You did an excellent job picking out your hamster's toys; you know they will be enriched and happy. But are they really safe? If you have a wire wheel, for instance, get rid of it.
Hamsters can break legs and feet if they get caught in the spokes. Opt for a solid wheel instead. Make sure that long-hair hamsters get their fur trimmed up, so they don't get caught on things in the cage. To keep your pet safe in their home, you just need to know a few key things about choosing a cage for your hamster.
Don't Keep Them Together
Hamsters don't need little buddies to be happy. Syrians are known to fight to the death if they see one another, and other species definitely fight one another. Keep the hamster feeling stress-free and happy by just having one per enclosure.
How To Look After Your Hamster as They Get Older?
There are a few things to keep in mind as your hamster gets older:
- Their eyesight and hearing get less effective.
- Their bones get weaker, and they run the risk of developing arthritis.
- They have a weaker immune system and are thus at a greater risk for contracting illnesses or infections.
- Food gets harder for them to digest.
So, what is a hamster owner to do with an older hammy?
Here are some ways to keep your aging hamster happy:
1. Keep the Cage Clean. Older hamsters are more prone to developing illnesses and infections. As a result, you should take extra steps to keep the cage clean and free of debris, fecal matter, urine, and uneaten food.

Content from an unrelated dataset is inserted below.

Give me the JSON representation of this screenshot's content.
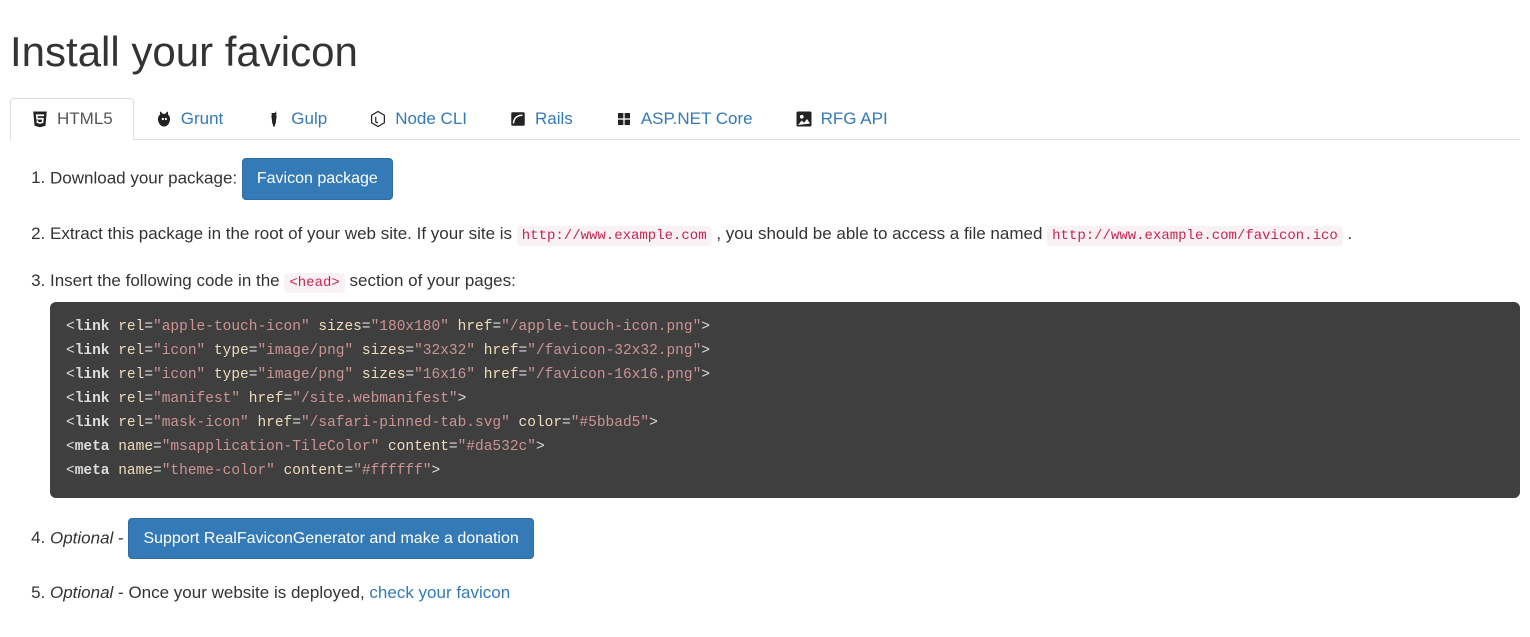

2. Alter Their Diet If Needed. In some cases, older hamsters have weaker teeth than younger ones. Take a look at the incisors of the hamster. If they are aligned, you can keep on feeding your hamster the same diet you are used to. If incisors are not aligned, malocclusion could be the culprit. It happens when a hamster's teeth grow too long.
Hamsters' jaws may also become locked. The hamster may not be able to open their mouth entirely, and this prevents the hamster from eating. Hamsters also tend to drink more as they age, so make sure plenty of fresh water is available.
3. Set Up the Cage, So It Is Accessible. Just like some older humans prefer single-story homes, so they don't have to climb stairs, hamsters' cages should be set up so they can move around with ease. Make sure your older hamster doesn't have to exert a huge amount of effort in order to reach his food, water, toys, or other cage accessories.
Remember, their joints aren't what they used to be! Even after all this, make sure you keep the wheel inside. Hamsters still like to get exercise, even though it will likely be at a slower pace compared to their younger years.
How Old Is a Hamster in Human Years?
To answer this question, we have to take a look at what the average lifespan of a human being is. According to the CDC, the USA life expectancy for a human being is 78.6 years old. When we divide 78.6 by three, as three years is the average life of a hamster, we get 26.2.
So, one hamster year is equivalent to 26 human years!
What would life look like for a hamster if he was human? In your first year, your hamster- if he was a human- goes to school, learns to drive a car, then college or university, then perhaps gets married and buys a home.
Then, in the second year, he becomes a parent, pays off his home, and enjoys time with his children while also going to work.
In the third year, your hamster is a happy retiree with grandkids and the knowledge he lived a full and happy life.
Now you know the average lifespan of a hamster and ways to keep them living longer. Best of luck, and enjoy your time with your hamster!